The third and final pillar looks at who (or what) has authority over you. This has the potential to be a very personal topic, and as such, I don’t want to spend too much time on it here – you’ll have time to discuss it in your small groups though. I just want to highlight a few key questions that may help you in figuring out the answer.
- From where do you usually seek advice?
- When you need to make a choice, who encourages your final decision?
- What does the voice in the back of your head worry about when you’re making a decision?
If any of you are any bit like me, the Bible isn’t a primary source of authority in your life. Maybe today’s study has had an impact on you, and you’d like to explore the idea of Biblical authority a little bit more. Here are a few “Next Steps” you can take to guide you along this path.
- Read the Bible seriously: when we open our Bibles with the intention of learning because we want to, not because we have to, our hearts are so much more open to the lessons contained within. You may wish to start a reading plan or devotional program to help you keep on track, and you can do this individually, or with your small group to keep each other accountable.
- Consult the Bible for everything: this is a daunting task. But if you truly desire to have the Bible as your link to the one true authority, it needs to become your handbook for life.
- Apply truth appropriately: this goes hand in hand with the previous one – ensure that you are applying the truth from God’s Word appropriately to the situation you’re in. You may know Psalm 37:4 off by heart (For those of you who don’t, it’s “Take delight in the Lord, and He will give you your heart’s desires.”) but this doesn’t apply to every situation you might find yourself in. This is why it’s necessary to read new things, and not simply rely on the parts you already know.

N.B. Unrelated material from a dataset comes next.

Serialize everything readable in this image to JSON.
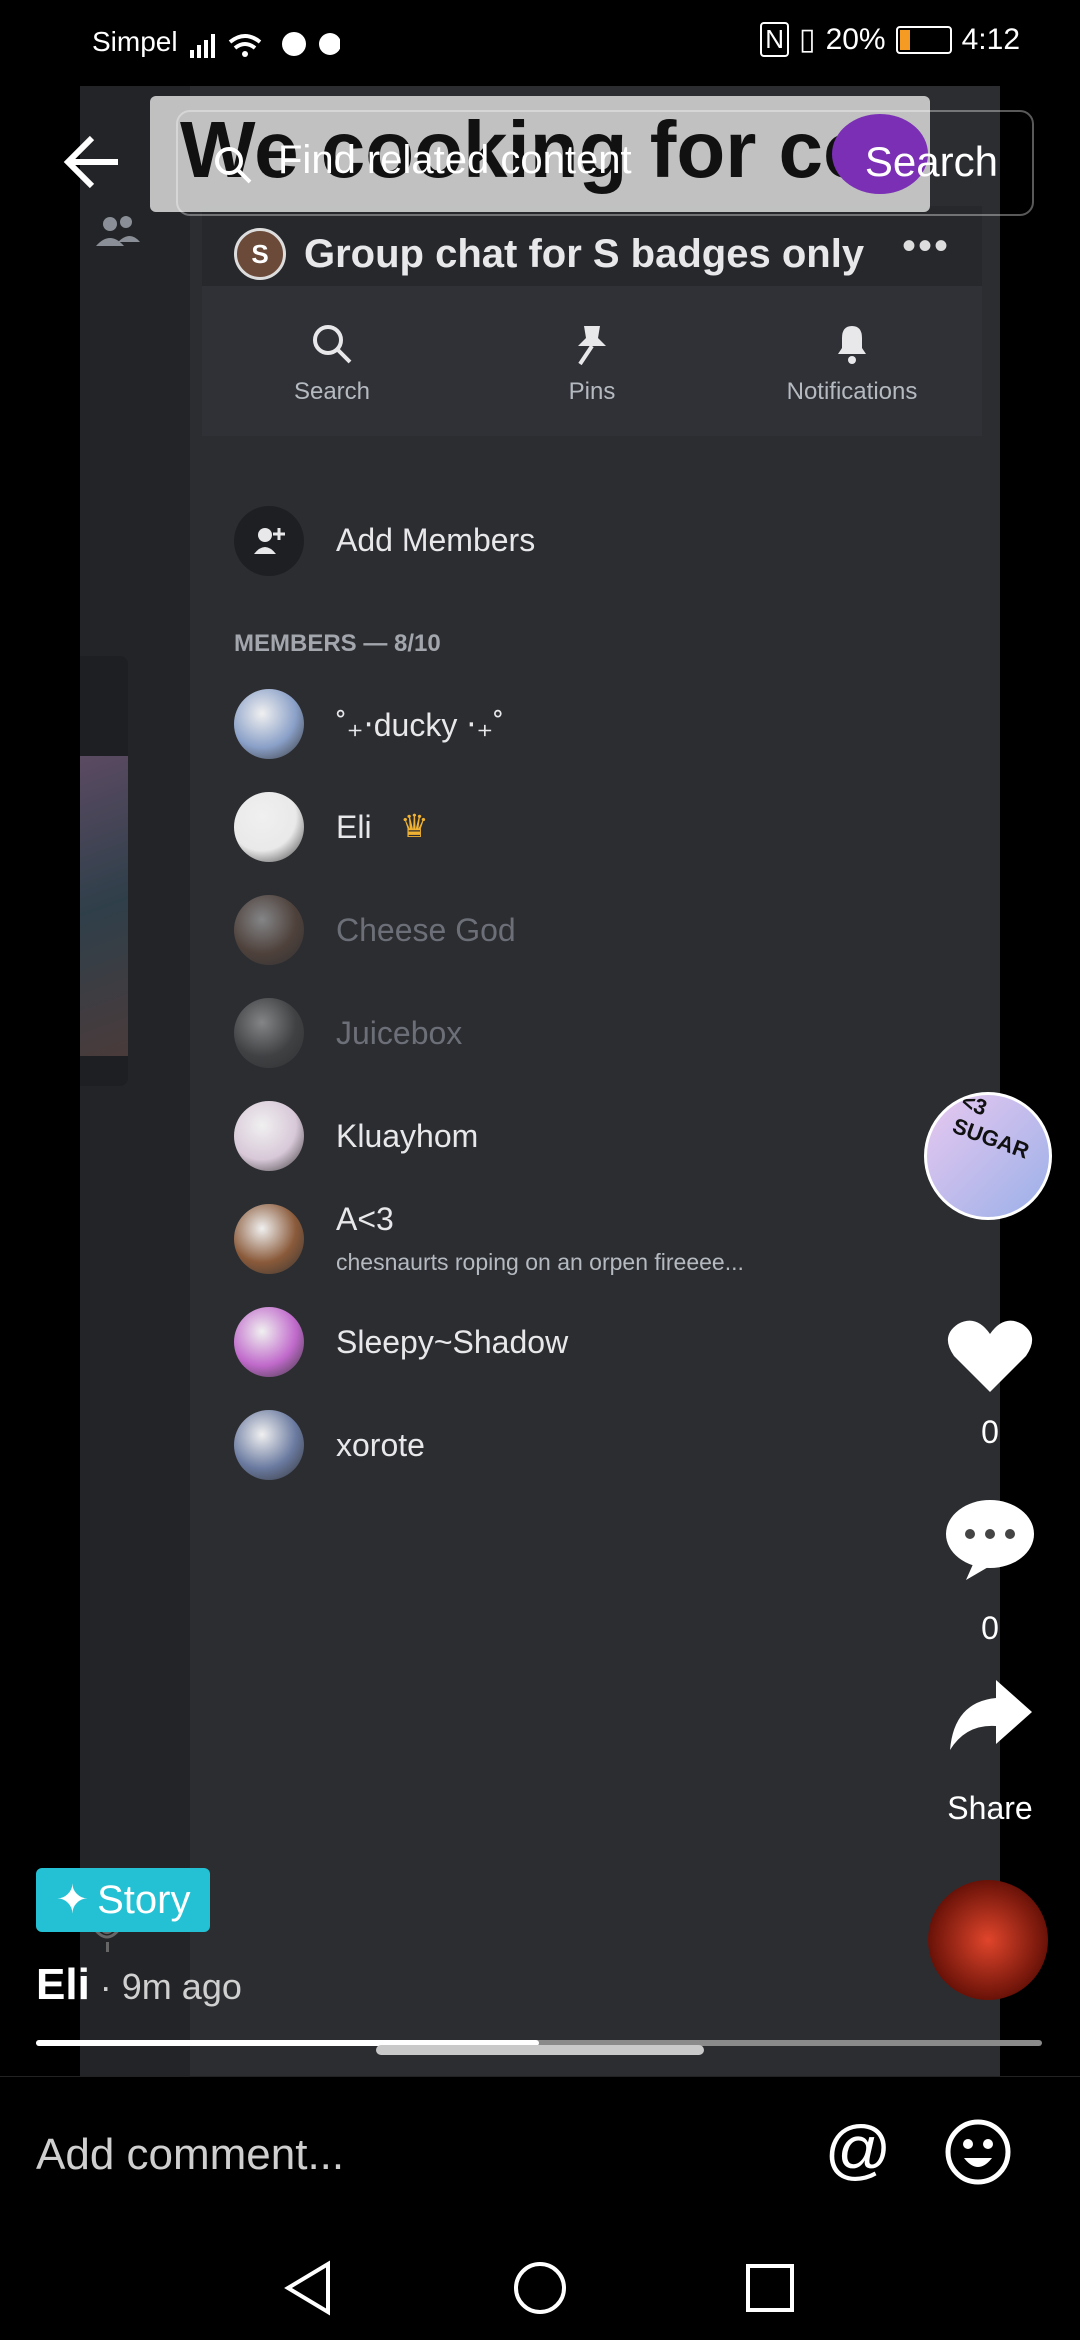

- Obey God’s Word with a sincere heart: When Paul and David talked about the Bible being God’s map for us, they envisioned a Christian body that followed the Word without hesitation, and with a sincere heart, not a body who followed out of spite, or because it’s what everyone else is doing. Do it for yourself, and others will see the difference in you.
- Ask God to speak to you through His teachings: Accepting the Bible as a link to and source of authority requires a heavy dose of prayer. Asking God to speak to you through his teachings will help you to be serious as you spend time in God’s Word, help you to see the Bible as a place to go for advice, help you to know where and how to apply what you’ve read, and build a sincerity in your heart for God’s Word.
If you are considering making a significant change in how you approach the Bible in your life, talk to a youth leader or Dustin about extra resources and support – we’re here to help you, and we’d love to help keep you accountable!